BEGIN

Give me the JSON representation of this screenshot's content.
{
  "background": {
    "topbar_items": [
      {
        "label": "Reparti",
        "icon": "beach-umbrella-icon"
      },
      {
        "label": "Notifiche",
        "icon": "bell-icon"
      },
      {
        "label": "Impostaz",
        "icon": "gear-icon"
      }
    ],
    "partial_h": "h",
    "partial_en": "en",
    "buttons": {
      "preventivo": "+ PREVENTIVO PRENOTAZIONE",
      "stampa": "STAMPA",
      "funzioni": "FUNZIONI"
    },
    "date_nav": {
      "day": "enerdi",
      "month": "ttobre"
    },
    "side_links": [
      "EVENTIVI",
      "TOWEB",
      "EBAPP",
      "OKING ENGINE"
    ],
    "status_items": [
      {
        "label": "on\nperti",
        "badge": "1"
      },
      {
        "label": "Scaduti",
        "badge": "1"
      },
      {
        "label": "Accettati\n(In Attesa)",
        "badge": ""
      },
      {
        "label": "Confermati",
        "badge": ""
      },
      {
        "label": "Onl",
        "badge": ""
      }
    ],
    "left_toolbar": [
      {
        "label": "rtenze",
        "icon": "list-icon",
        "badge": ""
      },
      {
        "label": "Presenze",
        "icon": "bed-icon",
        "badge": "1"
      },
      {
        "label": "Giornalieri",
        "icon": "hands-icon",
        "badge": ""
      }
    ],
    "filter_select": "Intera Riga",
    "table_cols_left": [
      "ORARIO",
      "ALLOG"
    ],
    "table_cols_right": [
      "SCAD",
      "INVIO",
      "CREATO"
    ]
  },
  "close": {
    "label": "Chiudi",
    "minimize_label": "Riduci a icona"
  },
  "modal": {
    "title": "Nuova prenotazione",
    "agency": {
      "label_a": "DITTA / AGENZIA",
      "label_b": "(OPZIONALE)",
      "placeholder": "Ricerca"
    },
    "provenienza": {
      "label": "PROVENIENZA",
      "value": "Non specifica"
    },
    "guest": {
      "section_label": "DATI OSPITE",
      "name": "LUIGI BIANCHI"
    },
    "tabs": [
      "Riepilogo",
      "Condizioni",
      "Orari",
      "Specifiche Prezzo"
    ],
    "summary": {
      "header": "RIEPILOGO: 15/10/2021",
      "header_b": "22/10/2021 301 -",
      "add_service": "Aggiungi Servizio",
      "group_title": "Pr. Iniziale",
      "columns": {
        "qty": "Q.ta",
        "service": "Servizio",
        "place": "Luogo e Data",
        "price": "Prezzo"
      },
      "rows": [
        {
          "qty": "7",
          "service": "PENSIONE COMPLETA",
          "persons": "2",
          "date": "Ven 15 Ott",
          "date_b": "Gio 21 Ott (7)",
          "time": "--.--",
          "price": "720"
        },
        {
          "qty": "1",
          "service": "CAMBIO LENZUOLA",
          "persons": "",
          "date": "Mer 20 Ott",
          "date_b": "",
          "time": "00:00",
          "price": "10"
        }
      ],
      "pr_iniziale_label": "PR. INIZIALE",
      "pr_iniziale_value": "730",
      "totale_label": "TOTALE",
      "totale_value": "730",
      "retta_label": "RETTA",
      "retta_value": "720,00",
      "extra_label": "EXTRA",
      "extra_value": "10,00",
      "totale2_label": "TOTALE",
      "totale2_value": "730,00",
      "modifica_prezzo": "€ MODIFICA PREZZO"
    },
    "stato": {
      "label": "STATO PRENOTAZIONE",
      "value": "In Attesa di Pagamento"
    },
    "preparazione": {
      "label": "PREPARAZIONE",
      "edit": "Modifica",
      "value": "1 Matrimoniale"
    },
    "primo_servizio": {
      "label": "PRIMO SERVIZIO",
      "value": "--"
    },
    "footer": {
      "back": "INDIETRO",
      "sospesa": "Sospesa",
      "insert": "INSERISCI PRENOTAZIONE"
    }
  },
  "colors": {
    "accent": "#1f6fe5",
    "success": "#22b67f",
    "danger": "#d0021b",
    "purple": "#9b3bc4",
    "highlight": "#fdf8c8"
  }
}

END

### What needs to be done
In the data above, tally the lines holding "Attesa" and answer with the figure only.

### Finished task
2